[Entries from a dataset of interfaces]
——————————

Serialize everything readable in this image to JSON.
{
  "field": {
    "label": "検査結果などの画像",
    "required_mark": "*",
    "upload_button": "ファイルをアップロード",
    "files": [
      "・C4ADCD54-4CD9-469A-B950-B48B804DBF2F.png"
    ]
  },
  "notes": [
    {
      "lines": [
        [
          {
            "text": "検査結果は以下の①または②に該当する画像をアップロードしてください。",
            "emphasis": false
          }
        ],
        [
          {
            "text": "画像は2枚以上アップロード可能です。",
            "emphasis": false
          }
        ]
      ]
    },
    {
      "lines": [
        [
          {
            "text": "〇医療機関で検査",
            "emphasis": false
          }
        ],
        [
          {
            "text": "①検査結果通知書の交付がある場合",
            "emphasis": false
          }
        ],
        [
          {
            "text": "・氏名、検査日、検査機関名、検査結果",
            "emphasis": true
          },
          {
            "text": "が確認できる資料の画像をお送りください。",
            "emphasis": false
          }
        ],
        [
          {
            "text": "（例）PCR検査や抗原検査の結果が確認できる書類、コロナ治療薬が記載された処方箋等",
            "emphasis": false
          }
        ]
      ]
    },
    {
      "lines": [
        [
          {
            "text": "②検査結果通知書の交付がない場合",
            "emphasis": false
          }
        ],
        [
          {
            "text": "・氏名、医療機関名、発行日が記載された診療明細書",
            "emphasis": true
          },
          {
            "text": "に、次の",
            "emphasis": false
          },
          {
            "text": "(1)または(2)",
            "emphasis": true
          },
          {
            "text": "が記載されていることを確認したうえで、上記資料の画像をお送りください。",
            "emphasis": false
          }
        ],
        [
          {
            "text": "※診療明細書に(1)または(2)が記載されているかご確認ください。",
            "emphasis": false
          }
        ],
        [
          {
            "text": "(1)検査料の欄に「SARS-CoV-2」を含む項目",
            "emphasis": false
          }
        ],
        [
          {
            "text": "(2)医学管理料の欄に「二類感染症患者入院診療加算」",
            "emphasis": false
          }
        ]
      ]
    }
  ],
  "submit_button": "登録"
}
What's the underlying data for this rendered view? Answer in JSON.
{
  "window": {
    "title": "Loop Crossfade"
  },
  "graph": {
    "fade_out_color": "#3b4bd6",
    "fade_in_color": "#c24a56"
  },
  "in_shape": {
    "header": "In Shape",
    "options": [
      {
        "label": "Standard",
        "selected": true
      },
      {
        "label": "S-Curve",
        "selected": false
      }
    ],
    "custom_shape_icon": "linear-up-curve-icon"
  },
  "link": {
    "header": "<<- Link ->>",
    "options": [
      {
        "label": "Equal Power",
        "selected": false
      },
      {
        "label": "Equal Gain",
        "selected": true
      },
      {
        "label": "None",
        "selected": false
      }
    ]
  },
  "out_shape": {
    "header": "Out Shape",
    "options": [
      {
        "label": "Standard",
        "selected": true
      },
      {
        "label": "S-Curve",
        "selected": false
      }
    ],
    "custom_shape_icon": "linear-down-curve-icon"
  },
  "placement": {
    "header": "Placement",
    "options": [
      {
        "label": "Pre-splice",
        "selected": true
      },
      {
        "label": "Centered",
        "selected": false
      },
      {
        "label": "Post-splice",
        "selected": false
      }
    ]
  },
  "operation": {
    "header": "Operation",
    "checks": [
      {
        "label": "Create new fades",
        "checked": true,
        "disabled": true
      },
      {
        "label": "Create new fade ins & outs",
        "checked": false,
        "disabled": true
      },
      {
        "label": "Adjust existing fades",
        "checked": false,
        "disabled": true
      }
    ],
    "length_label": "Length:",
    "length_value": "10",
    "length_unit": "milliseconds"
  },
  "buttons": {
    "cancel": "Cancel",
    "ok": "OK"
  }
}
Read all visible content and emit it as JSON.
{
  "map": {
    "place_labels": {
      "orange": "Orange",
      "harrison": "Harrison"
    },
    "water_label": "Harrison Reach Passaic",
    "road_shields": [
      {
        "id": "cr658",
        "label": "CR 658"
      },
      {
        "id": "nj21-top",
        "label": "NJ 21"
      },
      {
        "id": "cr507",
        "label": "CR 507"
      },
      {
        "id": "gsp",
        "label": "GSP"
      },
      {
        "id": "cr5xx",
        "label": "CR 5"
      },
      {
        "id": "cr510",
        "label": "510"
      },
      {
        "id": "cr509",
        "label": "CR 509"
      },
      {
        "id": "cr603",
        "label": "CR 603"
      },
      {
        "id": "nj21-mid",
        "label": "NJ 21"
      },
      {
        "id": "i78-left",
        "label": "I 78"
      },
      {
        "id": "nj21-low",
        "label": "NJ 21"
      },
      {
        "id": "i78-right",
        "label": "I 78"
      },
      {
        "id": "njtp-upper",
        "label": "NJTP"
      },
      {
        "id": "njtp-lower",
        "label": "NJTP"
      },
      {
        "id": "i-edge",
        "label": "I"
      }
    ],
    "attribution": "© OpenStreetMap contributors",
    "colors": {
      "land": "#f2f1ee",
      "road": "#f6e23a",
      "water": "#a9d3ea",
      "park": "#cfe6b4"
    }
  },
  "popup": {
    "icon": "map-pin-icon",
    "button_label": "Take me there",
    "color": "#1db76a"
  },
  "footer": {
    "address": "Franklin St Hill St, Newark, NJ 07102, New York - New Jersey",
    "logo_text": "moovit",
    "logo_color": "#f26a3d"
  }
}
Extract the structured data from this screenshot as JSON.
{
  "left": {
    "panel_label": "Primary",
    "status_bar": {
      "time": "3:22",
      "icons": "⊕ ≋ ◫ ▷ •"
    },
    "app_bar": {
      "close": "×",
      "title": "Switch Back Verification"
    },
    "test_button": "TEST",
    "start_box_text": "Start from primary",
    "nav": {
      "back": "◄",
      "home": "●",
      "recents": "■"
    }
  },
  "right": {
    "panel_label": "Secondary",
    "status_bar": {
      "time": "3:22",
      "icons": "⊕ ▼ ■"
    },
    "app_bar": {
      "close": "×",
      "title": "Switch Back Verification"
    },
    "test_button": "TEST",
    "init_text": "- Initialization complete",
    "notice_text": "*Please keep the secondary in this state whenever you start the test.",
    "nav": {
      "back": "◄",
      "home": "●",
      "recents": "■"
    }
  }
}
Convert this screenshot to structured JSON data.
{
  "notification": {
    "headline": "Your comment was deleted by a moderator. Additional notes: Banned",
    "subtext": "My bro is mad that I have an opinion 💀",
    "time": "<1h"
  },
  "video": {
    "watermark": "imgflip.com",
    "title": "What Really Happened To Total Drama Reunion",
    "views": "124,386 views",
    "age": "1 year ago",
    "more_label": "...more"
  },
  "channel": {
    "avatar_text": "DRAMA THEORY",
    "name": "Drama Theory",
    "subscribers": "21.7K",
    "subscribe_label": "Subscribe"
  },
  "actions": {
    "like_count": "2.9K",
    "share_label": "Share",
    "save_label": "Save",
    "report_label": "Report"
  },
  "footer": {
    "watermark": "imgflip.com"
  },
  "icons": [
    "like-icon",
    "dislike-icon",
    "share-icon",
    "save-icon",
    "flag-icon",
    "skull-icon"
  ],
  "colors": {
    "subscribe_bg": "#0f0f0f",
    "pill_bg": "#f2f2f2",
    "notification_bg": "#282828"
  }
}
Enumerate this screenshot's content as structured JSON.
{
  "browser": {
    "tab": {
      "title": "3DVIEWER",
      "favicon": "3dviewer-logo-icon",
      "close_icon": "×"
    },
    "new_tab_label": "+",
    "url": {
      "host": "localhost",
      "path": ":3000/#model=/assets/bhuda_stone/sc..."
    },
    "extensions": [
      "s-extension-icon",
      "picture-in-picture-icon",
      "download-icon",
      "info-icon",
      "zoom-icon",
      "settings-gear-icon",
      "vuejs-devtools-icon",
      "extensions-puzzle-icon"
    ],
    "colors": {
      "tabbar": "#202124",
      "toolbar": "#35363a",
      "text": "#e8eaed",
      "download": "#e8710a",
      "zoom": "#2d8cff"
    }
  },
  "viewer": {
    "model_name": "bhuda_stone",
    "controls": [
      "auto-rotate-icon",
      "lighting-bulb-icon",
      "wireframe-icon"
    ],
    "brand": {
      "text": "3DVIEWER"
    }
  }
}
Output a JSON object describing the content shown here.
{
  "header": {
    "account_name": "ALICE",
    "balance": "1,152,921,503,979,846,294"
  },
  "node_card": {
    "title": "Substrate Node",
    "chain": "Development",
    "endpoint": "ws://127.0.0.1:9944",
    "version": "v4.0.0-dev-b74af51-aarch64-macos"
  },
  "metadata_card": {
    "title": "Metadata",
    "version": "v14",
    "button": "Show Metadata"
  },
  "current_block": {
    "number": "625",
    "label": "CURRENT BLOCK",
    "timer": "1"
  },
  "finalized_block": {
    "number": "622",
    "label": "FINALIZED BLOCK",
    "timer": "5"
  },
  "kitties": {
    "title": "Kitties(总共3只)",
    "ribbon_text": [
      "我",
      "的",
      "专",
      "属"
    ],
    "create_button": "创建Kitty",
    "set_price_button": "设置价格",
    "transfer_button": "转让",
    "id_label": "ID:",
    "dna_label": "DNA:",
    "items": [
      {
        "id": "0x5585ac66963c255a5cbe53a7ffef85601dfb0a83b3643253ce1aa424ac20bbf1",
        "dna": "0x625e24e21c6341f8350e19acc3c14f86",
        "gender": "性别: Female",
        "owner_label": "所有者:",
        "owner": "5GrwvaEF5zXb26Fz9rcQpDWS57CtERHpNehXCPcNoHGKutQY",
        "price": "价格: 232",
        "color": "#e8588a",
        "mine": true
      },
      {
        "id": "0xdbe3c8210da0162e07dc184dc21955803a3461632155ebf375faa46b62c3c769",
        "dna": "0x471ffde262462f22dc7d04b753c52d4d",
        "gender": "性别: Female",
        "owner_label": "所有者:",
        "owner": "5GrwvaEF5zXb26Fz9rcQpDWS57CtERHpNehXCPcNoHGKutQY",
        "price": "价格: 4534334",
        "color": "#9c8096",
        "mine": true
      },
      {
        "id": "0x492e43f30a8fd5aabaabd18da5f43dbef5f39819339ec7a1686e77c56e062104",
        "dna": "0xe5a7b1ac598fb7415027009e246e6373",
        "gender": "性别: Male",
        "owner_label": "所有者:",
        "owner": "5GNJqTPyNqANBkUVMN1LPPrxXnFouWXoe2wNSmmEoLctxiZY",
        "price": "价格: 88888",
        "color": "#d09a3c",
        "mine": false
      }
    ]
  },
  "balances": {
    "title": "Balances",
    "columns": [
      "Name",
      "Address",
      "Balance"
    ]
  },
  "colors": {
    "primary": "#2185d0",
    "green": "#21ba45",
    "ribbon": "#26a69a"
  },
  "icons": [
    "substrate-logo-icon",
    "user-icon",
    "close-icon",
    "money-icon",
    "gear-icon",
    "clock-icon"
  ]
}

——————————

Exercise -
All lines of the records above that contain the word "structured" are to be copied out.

Answer to this task -
Extract the structured data from this screenshot as JSON.
Convert this screenshot to structured JSON data.
Enumerate this screenshot's content as structured JSON.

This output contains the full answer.